### Data about app and page elements
────────

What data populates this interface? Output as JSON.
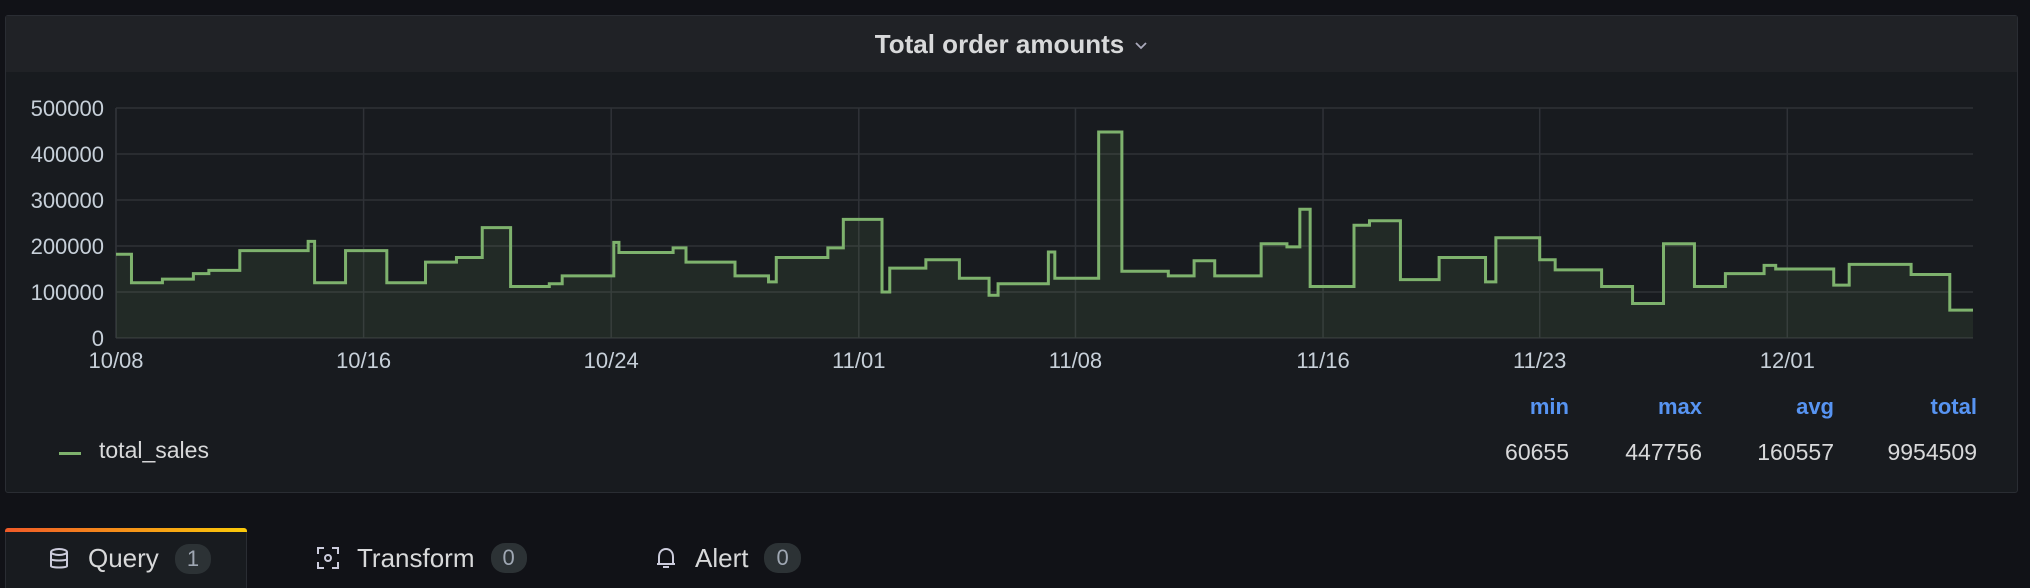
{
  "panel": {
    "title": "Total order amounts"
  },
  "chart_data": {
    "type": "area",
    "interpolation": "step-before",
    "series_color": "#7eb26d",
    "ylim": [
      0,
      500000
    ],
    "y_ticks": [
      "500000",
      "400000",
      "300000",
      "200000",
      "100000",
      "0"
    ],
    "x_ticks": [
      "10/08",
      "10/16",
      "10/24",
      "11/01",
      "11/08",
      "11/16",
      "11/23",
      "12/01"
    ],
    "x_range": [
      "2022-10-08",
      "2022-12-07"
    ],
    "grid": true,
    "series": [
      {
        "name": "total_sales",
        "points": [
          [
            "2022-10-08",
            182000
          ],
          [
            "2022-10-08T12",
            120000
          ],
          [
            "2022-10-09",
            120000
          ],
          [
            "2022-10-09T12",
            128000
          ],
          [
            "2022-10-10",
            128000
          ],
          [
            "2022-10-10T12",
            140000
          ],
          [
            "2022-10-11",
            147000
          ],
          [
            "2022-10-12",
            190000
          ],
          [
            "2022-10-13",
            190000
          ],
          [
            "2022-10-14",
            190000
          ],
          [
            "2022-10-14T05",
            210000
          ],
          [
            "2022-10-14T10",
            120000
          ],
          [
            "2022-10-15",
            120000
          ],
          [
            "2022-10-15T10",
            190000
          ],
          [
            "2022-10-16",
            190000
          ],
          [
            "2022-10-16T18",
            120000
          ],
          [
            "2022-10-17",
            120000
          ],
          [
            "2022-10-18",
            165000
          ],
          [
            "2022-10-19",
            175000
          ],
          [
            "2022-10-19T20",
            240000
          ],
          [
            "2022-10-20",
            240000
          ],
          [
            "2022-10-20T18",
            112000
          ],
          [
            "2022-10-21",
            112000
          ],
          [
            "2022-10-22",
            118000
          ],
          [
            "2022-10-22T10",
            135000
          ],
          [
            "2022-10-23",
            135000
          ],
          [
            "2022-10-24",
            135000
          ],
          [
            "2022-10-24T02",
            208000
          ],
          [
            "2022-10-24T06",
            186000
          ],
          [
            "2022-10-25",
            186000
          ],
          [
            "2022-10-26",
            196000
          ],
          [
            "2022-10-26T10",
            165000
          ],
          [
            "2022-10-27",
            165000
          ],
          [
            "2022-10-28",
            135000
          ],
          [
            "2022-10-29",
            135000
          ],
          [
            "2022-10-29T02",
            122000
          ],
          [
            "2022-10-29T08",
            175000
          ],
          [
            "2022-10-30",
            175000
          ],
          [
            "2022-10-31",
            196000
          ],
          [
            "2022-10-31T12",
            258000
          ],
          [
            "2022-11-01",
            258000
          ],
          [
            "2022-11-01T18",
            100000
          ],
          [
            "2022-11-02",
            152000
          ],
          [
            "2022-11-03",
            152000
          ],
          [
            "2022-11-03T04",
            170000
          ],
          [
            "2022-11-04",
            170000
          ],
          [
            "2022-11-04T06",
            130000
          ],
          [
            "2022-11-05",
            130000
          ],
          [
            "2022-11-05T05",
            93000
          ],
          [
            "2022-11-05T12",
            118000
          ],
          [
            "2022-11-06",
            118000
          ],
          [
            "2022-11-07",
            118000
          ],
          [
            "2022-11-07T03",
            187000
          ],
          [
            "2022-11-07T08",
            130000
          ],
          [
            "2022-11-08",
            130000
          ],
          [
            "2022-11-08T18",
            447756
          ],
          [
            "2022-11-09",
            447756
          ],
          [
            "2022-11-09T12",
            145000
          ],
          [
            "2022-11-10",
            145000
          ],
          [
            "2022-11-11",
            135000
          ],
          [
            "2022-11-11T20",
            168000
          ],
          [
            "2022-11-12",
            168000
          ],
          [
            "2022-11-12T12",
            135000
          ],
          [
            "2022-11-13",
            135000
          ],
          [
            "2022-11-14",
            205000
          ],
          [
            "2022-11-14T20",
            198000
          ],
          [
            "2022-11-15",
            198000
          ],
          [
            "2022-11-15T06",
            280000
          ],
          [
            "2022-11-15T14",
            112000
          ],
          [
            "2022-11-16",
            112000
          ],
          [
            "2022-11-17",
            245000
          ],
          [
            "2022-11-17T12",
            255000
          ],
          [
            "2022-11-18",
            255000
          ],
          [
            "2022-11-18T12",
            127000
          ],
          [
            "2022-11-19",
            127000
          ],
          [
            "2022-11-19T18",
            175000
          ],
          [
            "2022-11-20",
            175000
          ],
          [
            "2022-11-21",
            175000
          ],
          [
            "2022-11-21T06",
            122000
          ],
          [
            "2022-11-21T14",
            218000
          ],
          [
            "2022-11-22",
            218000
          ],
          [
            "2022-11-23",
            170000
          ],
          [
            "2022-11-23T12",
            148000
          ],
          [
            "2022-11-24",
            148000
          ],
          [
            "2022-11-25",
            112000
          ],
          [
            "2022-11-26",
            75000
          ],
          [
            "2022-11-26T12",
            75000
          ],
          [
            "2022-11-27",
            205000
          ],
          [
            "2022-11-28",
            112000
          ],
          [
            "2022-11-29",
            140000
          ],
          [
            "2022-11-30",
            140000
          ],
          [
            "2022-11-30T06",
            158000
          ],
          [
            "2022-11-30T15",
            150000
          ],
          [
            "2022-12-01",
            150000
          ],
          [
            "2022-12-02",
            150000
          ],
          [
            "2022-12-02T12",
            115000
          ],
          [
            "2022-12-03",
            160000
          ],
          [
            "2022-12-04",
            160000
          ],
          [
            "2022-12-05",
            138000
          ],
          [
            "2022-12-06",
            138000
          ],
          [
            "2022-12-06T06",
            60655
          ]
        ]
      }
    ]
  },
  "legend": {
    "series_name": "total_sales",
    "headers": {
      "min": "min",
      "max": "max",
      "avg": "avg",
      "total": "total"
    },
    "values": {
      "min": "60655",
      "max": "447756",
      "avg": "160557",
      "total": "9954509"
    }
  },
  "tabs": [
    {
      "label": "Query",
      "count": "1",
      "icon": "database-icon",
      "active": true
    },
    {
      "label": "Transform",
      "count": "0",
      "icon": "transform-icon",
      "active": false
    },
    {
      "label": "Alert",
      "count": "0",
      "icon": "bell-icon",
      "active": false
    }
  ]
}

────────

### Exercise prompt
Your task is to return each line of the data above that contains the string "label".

### Written response
      "label": "Query",
      "label": "Transform",
      "label": "Alert",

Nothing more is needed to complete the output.